Renishaw launches a 'rocket' at MACH 2008
Riding a controlled explosion astride a snarling 1,500 horsepower engine
See and believe
Visitors to Renishaw’s stand at MACH 2008 (hall 5, stand 5140) will be able to see Team Salakazi’s amazing KTM Super Twin nitromethane fuelled dragster which takes just 6.7 seconds to cover a 1/4 mile race track, achieving speeds of around 200 miles per hour. Aided by Renishaw’s rotary magnetic encoders that monitor crankshaft position and clutch speed, this 360kg ‘rocket’ generates 1,500 hp from just a 1995 cc engine.
Riding a controlled explosion
Not many people would even consider sitting astride a snarling 1,500 horsepower engine travelling at over 300 km per hour. But Jaska Salakazi from Finland has made a very successful career of it, becoming the first person in the world to break the magical seven-second barrier over a quarter of a mile on a Super Twin Top Fuel bike. So what gives him the confidence to take the bike to its limits, whatever the conditions?
Since 2000, the speed-obsessed six-man team at Salakazi Racing has continually designed, built and refined its KTM Super twin powered Dragster. A recent modification is the addition of two RM22 compact high-speed rotary magnetic encoders, produced by Renishaw’s partner company RLS d.o.o. in Slovenia. These measure clutch speed and monitor the position of the engine’s crankshaft, helping to take the bike to unsurpassed speeds. Within a split second the 1995 cc engine screams to 7,500 rpm.
Clutch slippage, traction and road conditions can all be precisely determined by comparing values from the encoders, providing the team’s technicians with the vital data to pre-program the bike and make final adjustments to the first stage counterweights before the race begins. Where milliseconds are crucial, the encoders enable the team to optimise clutch engagement and maximise speed and acceleration on the spot.
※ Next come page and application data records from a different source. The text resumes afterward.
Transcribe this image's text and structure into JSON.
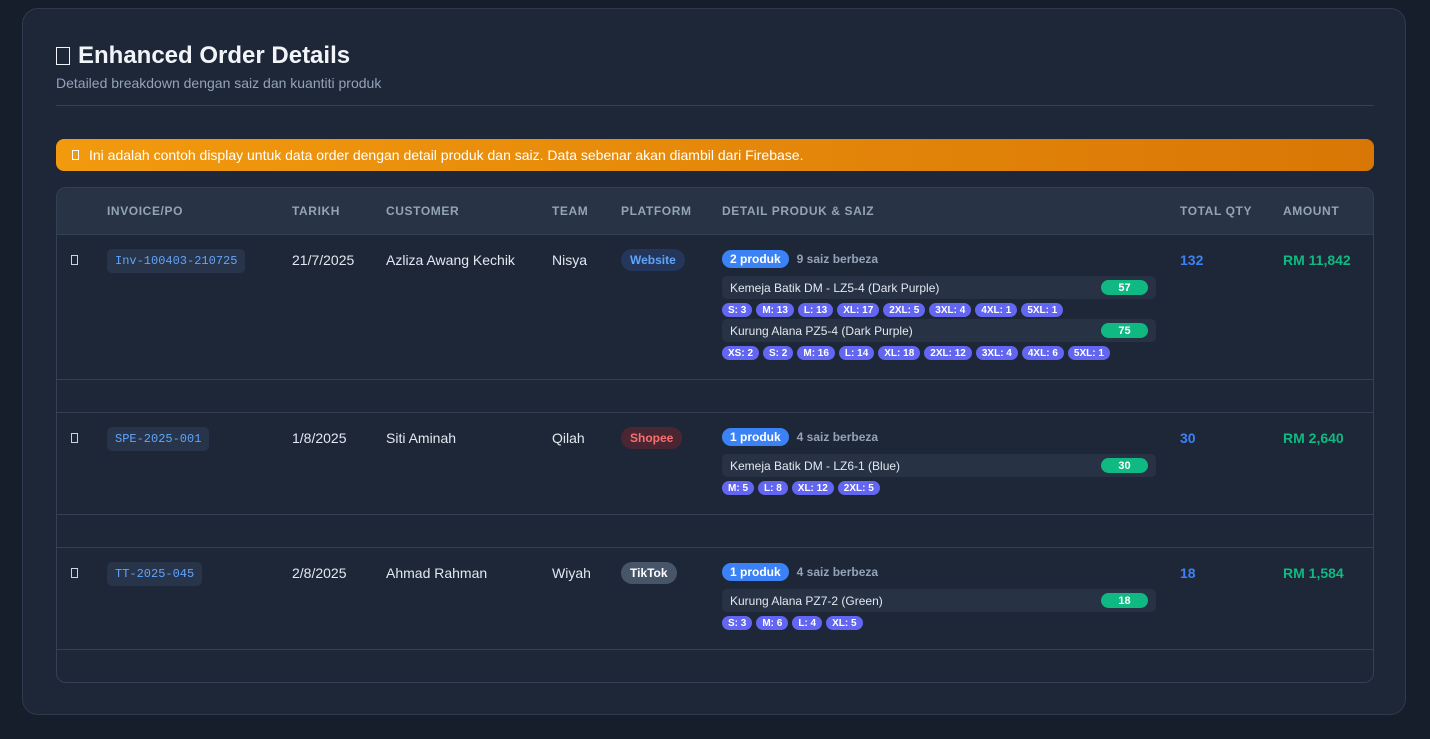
{
  "header": {
    "title": "Enhanced Order Details",
    "subtitle": "Detailed breakdown dengan saiz dan kuantiti produk"
  },
  "alert": {
    "text": "Ini adalah contoh display untuk data order dengan detail produk dan saiz. Data sebenar akan diambil dari Firebase."
  },
  "table": {
    "columns": [
      "INVOICE/PO",
      "TARIKH",
      "CUSTOMER",
      "TEAM",
      "PLATFORM",
      "DETAIL PRODUK & SAIZ",
      "TOTAL QTY",
      "AMOUNT"
    ],
    "rows": [
      {
        "invoice": "Inv-100403-210725",
        "date": "21/7/2025",
        "customer": "Azliza Awang Kechik",
        "team": "Nisya",
        "platform": "Website",
        "product_count": "2 produk",
        "size_count": "9 saiz berbeza",
        "products": [
          {
            "name": "Kemeja Batik DM - LZ5-4 (Dark Purple)",
            "qty": "57",
            "sizes": [
              "S: 3",
              "M: 13",
              "L: 13",
              "XL: 17",
              "2XL: 5",
              "3XL: 4",
              "4XL: 1",
              "5XL: 1"
            ]
          },
          {
            "name": "Kurung Alana PZ5-4 (Dark Purple)",
            "qty": "75",
            "sizes": [
              "XS: 2",
              "S: 2",
              "M: 16",
              "L: 14",
              "XL: 18",
              "2XL: 12",
              "3XL: 4",
              "4XL: 6",
              "5XL: 1"
            ]
          }
        ],
        "total_qty": "132",
        "amount": "RM 11,842"
      },
      {
        "invoice": "SPE-2025-001",
        "date": "1/8/2025",
        "customer": "Siti Aminah",
        "team": "Qilah",
        "platform": "Shopee",
        "product_count": "1 produk",
        "size_count": "4 saiz berbeza",
        "products": [
          {
            "name": "Kemeja Batik DM - LZ6-1 (Blue)",
            "qty": "30",
            "sizes": [
              "M: 5",
              "L: 8",
              "XL: 12",
              "2XL: 5"
            ]
          }
        ],
        "total_qty": "30",
        "amount": "RM 2,640"
      },
      {
        "invoice": "TT-2025-045",
        "date": "2/8/2025",
        "customer": "Ahmad Rahman",
        "team": "Wiyah",
        "platform": "TikTok",
        "product_count": "1 produk",
        "size_count": "4 saiz berbeza",
        "products": [
          {
            "name": "Kurung Alana PZ7-2 (Green)",
            "qty": "18",
            "sizes": [
              "S: 3",
              "M: 6",
              "L: 4",
              "XL: 5"
            ]
          }
        ],
        "total_qty": "18",
        "amount": "RM 1,584"
      }
    ]
  },
  "colors": {
    "accent_blue": "#3b82f6",
    "accent_green": "#10b981",
    "size_badge": "#6366f1",
    "alert_orange": "#f29a0e"
  }
}
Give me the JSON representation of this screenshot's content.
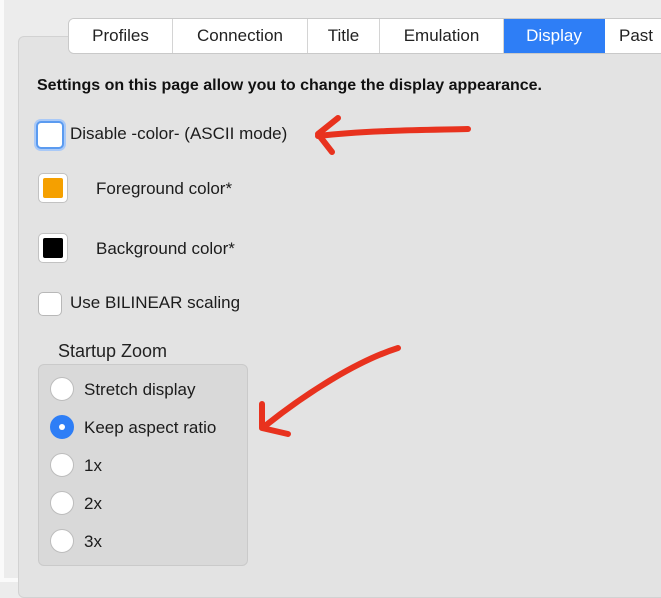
{
  "tabs": [
    {
      "label": "Profiles",
      "active": false
    },
    {
      "label": "Connection",
      "active": false
    },
    {
      "label": "Title",
      "active": false
    },
    {
      "label": "Emulation",
      "active": false
    },
    {
      "label": "Display",
      "active": true
    },
    {
      "label": "Past",
      "active": false
    }
  ],
  "display": {
    "description": "Settings on this page allow you to change the display appearance.",
    "disable_color": {
      "label": "Disable -color- (ASCII mode)",
      "checked": false
    },
    "foreground": {
      "label": "Foreground color*",
      "color": "#f5a000"
    },
    "background": {
      "label": "Background color*",
      "color": "#000000"
    },
    "bilinear": {
      "label": "Use BILINEAR scaling",
      "checked": false
    },
    "startup_zoom": {
      "title": "Startup Zoom",
      "options": [
        {
          "label": "Stretch display",
          "selected": false
        },
        {
          "label": "Keep aspect ratio",
          "selected": true
        },
        {
          "label": "1x",
          "selected": false
        },
        {
          "label": "2x",
          "selected": false
        },
        {
          "label": "3x",
          "selected": false
        }
      ]
    }
  },
  "annotation_color": "#e8321e"
}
Magnetic encoders are critical to success
The team’s technology guru, Petri Mäkinen, is quick to recognise the importance of the Renishaw encoders. “We need to read the clutch speed even before the rear tyre has completed its first full rotation. The data they provide us with beforehand is critically important – we couldn’t obtain it or preset the clutch any other way. They’ve been such a success that during the next two years we’ll also use the encoders to control the ignition advance and adjust the cams”.
Visitors to the Renishaw stand will also be able to see new probing systems, calibration and encoder products that will speed up manufacturing processes and minimise the cost of poor quality for a wide range of machining and measurement applications.